  I ended up selling off the C102F, the ETX, Questar, and the C8 to buy a C11 GPS. I'm thrilled with the 11, it's great for deep sky (as well as planets too!!!)

  So now I use my lowly C6 SCT for planetary work, and the 11 when the seeing is excellent (not very often with the planets so low).  The portability of the one-armed mount is great and works perfectly with my portable lithium battery.   Really is a killer planetary setup for me.

   I mean no dis-respect to you refractor lovers out there!!  Perfect round stars and black backgrounds RULE!

   Joe


  • aa6ww and Tyson M like this

#36 MalVeauX

MalVeauX

    Fly Me to the Moon

  • *****
  • topic starter
  • Posts: 5763
  • Joined: 25 Feb 2016
  • Loc: Florida

Posted 07 September 2019 - 10:44 PM

Update,

 

While not 150mm, I did compare a few things...

 

I let both scopes acclimate. I didn't push them hard or anything. Just casual viewing tonight. Seeing was decent for visual.

 

ED80mm F7.5 (FPL53) vs 200mm F6 Quartz mirror.

 

With the ED80 I could barely make out the great red spot. It was bright, not a lot of contrast, but sharply focused and wasn't boiling in the eyepiece.

With the 200 F6 Quartz, I could see the bands and the great red spot clearly. It was bright but contrast was much higher and seeing was decent so no boiling at the eyepiece.

 

This leads me to wonder... 150mm F8 ED refractor vs the 200mm F6 quartz. I don't think it's going to be that much better, or even equal to it. So I think that solves everything for me. I guess 6" just isn't for me. I'll probably just stick with the 200mm F6 Quartz in general for visual. I am thinking of getting a 130mm triplet APO eventually which will be interesting to compare. But for now, the 200mm just does the job. I can't see a 150mm F8 ED doublet beating it. And that's not even serious visuals, that's casual spontaneous visuals.

 

The view tonight at merely 150x magnification was fantastic in the the quartz mirror.

 

48696767587_8fd88bdd4c_b.jpg

 

Very best,

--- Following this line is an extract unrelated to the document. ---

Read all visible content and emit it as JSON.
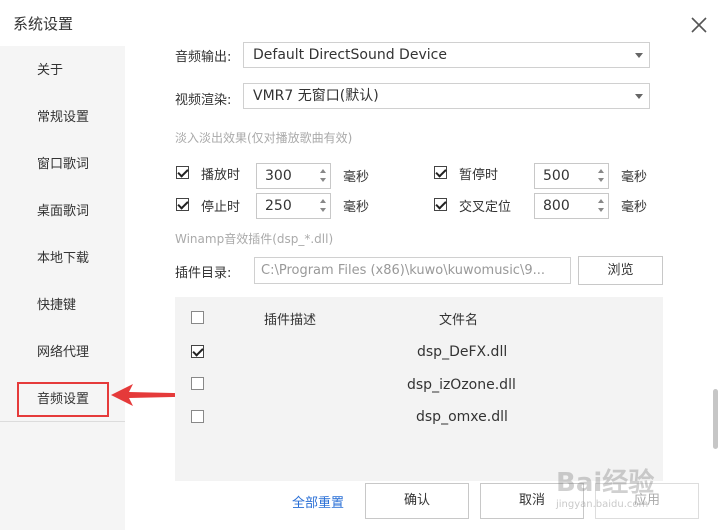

  • Jond105 likes this


CNers have asked about a donation box for Cloudy Nights over the years, so here you go. Donation is not required by any means, so please enjoy your stay.


Recent Topics






Cloudy Nights LLC
Cloudy Nights Sponsor: Astronomics